ASSIGNMENT | Search the material for the word "value" and copy every line in which it occurs.

= = = = = = =

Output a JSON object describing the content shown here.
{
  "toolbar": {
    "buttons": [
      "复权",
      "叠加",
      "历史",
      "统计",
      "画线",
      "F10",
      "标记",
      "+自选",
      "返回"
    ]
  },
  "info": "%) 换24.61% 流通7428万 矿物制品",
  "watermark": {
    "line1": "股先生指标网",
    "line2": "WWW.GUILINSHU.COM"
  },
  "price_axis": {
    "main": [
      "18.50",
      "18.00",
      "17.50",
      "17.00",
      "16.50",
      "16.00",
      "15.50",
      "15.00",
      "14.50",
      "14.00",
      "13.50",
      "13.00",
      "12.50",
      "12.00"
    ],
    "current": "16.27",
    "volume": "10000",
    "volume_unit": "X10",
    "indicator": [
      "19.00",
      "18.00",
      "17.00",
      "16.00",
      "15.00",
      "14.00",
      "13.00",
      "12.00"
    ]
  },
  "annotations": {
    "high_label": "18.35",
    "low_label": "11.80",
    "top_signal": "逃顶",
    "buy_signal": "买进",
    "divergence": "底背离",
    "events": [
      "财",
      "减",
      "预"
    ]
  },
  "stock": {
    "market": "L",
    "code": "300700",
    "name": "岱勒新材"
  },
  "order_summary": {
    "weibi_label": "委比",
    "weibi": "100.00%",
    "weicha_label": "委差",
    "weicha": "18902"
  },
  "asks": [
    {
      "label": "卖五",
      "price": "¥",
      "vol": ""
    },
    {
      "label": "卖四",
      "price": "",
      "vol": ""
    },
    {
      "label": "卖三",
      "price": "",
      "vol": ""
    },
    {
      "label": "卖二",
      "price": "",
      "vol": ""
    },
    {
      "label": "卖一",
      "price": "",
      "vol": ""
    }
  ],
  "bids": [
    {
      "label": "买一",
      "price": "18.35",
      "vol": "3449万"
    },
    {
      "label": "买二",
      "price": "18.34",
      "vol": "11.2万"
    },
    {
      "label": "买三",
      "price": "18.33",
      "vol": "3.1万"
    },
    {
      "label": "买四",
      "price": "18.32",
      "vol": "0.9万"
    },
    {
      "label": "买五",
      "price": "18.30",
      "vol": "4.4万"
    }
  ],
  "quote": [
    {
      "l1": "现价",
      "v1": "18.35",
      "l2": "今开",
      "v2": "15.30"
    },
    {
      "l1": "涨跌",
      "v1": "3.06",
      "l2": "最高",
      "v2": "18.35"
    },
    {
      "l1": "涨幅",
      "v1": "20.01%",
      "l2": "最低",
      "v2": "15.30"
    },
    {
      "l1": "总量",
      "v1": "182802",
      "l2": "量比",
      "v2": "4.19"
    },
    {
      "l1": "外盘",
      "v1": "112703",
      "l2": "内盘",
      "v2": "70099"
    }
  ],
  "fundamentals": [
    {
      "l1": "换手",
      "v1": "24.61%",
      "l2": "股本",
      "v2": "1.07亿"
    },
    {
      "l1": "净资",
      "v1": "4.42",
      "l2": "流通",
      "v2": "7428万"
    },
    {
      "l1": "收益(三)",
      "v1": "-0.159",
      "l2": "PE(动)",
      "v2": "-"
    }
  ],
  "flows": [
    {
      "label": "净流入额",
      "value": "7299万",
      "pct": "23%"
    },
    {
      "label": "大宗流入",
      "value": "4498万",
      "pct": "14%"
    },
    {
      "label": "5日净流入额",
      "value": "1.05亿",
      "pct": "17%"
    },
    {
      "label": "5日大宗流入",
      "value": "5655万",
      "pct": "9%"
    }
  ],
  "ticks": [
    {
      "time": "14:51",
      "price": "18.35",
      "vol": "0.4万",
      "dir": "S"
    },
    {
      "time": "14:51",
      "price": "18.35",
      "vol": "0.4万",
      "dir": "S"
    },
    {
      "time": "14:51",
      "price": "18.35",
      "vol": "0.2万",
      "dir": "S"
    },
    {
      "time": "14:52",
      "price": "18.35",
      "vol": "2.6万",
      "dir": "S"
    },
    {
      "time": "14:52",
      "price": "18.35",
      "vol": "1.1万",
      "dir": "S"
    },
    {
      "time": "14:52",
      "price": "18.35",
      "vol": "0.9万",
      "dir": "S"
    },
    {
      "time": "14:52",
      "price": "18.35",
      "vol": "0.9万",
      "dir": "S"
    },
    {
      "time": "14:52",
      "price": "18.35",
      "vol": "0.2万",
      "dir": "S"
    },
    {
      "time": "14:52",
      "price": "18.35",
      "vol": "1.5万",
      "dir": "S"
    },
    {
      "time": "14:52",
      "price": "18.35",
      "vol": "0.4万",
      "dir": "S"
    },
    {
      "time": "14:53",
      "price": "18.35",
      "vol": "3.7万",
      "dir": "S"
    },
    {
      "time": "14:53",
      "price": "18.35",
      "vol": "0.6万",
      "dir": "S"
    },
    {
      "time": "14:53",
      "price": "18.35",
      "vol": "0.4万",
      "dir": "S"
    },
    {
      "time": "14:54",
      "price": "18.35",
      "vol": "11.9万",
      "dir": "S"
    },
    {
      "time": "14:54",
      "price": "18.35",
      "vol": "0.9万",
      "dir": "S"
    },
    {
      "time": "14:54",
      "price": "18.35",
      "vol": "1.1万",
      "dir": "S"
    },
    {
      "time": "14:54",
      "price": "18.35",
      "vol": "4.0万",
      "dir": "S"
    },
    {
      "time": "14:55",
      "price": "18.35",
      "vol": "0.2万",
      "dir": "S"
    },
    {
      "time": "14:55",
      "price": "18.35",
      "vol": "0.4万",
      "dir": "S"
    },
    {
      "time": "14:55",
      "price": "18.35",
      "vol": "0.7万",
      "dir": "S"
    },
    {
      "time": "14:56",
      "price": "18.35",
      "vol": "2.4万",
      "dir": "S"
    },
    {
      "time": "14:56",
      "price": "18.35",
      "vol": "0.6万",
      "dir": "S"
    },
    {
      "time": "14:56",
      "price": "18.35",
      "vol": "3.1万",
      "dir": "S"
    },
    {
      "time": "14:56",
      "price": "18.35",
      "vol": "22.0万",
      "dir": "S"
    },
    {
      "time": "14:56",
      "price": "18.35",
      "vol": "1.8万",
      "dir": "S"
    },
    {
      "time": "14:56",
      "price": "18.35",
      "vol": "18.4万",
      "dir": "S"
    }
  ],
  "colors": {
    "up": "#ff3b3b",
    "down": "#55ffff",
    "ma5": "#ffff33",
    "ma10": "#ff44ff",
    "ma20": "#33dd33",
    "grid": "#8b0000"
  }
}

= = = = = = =

RESPONSE BELOW |
      "value": "7299万",
      "value": "4498万",
      "value": "1.05亿",
      "value": "5655万",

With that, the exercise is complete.